- What the task asks -
In the records below, find each line holding the word "aloyoga" and copy it.
»»
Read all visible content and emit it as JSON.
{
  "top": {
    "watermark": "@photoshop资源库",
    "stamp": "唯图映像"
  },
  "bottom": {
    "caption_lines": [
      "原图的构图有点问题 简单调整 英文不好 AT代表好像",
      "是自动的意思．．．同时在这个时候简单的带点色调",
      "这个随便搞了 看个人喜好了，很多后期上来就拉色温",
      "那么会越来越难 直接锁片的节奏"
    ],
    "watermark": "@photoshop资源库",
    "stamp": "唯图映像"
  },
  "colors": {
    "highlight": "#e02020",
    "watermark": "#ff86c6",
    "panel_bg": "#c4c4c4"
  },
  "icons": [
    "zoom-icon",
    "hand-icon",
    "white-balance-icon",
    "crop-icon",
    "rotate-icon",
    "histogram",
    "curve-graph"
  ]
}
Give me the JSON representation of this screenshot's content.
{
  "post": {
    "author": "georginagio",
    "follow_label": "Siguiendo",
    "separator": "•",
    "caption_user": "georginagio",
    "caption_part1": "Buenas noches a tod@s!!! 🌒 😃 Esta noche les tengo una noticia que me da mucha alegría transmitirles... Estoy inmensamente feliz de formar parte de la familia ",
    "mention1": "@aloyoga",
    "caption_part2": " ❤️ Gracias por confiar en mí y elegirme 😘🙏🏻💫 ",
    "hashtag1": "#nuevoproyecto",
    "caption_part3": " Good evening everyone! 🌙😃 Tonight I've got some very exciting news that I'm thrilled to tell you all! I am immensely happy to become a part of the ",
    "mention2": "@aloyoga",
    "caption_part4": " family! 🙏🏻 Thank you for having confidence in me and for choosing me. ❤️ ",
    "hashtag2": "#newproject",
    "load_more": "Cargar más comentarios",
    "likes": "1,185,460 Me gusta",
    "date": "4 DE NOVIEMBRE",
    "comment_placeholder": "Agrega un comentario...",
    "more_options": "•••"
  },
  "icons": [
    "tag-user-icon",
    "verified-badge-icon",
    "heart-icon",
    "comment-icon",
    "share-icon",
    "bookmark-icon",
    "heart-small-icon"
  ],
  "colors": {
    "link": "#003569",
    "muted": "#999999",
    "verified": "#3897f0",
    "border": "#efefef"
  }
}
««
- Exercise solution -
    "mention1": "@aloyoga",
    "mention2": "@aloyoga",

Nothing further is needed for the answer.